[Stored items]
********************

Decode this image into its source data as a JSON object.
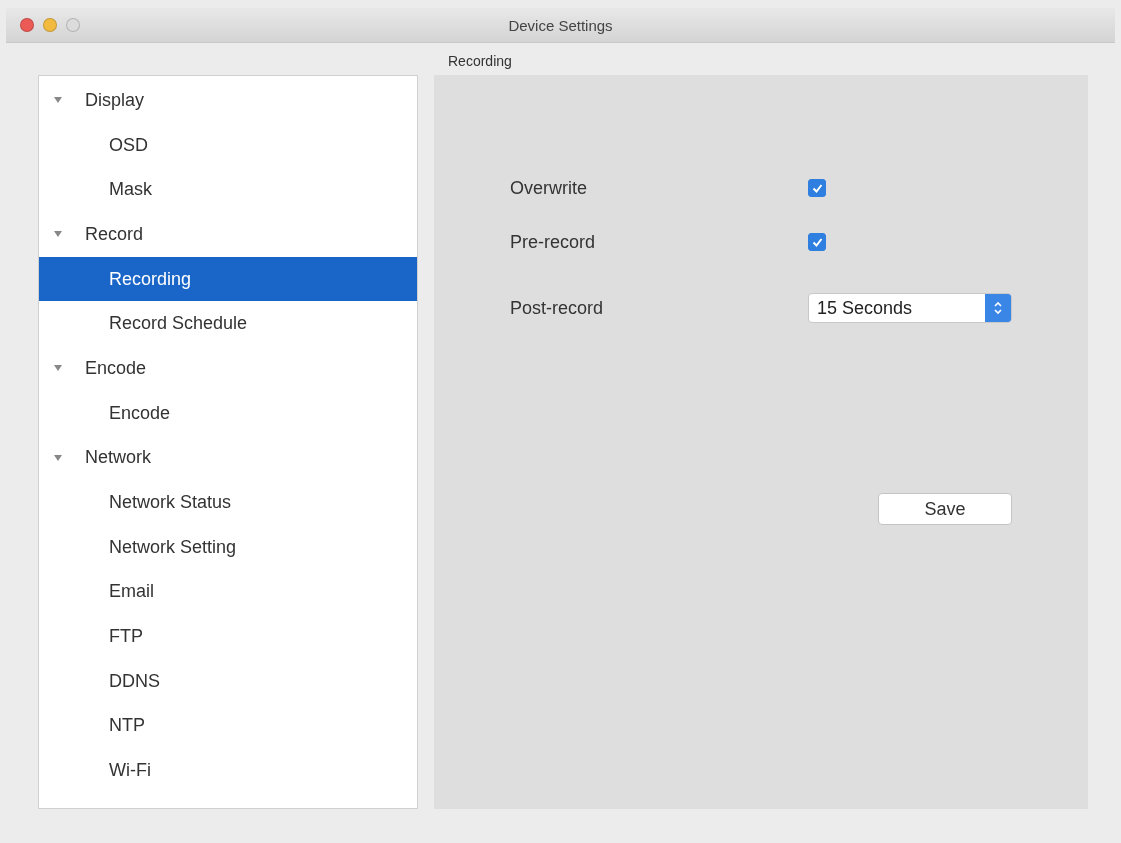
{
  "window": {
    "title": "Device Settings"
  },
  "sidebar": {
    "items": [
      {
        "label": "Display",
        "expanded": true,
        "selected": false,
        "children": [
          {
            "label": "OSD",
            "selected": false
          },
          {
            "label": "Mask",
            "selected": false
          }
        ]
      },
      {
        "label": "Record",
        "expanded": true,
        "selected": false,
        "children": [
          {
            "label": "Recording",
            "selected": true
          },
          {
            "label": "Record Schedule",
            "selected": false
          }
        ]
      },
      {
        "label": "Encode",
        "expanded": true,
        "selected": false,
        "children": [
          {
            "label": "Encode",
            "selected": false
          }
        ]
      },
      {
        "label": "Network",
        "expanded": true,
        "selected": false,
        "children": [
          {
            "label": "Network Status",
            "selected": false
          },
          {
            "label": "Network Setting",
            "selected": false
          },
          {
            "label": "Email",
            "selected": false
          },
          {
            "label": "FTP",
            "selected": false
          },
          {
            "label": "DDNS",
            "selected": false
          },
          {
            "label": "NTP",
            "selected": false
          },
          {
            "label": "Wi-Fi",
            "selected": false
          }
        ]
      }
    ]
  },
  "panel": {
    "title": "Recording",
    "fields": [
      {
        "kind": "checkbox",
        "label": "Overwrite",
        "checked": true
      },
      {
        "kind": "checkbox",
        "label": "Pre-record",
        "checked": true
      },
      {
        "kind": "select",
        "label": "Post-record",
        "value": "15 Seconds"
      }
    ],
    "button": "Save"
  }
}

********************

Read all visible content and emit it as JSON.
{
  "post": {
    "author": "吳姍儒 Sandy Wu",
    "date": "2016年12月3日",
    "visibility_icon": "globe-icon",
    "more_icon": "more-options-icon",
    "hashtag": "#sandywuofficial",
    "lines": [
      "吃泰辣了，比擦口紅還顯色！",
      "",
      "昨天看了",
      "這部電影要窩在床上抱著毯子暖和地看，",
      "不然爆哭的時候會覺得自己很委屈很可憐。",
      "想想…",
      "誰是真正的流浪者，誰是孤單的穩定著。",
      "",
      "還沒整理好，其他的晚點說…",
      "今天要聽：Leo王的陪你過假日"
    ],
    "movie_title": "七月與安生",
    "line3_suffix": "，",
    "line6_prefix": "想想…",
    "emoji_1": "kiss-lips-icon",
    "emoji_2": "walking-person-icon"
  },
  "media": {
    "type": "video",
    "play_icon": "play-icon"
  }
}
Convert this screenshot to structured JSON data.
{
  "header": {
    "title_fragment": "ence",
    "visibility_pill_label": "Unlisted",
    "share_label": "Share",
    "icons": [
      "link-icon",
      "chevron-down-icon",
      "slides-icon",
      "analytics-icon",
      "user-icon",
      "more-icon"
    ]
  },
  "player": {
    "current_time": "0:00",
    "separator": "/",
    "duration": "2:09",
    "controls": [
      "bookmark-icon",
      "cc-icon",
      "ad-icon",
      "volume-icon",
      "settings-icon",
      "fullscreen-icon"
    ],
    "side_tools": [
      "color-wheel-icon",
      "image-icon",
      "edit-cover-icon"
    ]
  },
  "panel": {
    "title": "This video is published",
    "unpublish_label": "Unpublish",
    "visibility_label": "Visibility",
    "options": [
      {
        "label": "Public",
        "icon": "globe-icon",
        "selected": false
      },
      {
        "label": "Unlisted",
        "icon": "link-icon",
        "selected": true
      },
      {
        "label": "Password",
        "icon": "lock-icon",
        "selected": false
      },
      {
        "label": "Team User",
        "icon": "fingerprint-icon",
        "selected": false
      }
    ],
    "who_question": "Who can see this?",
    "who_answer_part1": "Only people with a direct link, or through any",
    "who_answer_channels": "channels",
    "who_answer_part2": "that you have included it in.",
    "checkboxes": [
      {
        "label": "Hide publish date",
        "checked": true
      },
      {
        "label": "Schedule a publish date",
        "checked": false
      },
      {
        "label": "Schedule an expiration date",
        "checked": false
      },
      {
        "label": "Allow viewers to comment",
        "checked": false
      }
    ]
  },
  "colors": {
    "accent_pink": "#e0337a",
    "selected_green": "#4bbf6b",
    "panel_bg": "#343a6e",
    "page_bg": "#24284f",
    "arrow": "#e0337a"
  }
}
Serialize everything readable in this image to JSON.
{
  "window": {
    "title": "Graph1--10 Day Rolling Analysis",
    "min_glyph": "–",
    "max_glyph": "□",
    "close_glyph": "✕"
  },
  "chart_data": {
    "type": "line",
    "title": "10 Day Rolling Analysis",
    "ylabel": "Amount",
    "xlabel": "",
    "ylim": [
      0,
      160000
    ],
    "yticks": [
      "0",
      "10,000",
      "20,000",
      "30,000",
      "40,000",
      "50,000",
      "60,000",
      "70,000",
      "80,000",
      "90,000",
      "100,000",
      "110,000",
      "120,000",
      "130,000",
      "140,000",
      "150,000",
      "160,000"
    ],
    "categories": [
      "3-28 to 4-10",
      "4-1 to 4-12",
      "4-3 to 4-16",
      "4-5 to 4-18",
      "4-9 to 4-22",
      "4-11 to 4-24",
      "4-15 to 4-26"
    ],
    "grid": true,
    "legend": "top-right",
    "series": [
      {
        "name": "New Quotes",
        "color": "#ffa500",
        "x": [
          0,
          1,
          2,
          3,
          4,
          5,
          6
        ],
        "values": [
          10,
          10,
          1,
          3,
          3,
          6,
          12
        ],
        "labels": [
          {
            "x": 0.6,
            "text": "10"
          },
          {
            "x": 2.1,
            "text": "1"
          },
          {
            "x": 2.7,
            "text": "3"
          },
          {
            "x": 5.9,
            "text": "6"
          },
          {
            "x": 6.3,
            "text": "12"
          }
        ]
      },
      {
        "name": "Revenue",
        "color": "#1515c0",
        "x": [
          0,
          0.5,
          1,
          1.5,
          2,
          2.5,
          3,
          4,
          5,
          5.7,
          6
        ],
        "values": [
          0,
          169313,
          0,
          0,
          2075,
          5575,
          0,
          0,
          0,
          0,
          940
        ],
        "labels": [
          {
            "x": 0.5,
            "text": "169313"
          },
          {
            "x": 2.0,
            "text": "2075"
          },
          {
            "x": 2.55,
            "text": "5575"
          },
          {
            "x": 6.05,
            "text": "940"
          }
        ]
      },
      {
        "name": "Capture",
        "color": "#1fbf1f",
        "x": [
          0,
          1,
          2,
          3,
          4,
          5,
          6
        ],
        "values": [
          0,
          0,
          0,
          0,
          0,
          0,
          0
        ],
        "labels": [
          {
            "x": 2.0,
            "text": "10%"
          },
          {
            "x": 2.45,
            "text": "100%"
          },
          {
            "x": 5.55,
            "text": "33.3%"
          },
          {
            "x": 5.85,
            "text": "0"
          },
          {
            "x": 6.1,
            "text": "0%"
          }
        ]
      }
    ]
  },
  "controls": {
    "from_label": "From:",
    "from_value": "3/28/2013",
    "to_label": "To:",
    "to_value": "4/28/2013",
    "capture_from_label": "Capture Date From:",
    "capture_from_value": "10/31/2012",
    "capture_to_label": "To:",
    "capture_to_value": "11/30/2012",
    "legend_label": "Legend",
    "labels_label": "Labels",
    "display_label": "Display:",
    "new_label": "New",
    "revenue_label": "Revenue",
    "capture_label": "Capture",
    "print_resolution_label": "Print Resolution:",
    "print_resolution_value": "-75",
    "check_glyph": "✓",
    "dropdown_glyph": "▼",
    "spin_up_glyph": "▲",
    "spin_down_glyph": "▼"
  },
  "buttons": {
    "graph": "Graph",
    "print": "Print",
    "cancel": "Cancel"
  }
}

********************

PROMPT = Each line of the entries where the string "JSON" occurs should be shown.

THE ANSWER =
Decode this image into its source data as a JSON object.
Read all visible content and emit it as JSON.
Convert this screenshot to structured JSON data.
Serialize everything readable in this image to JSON.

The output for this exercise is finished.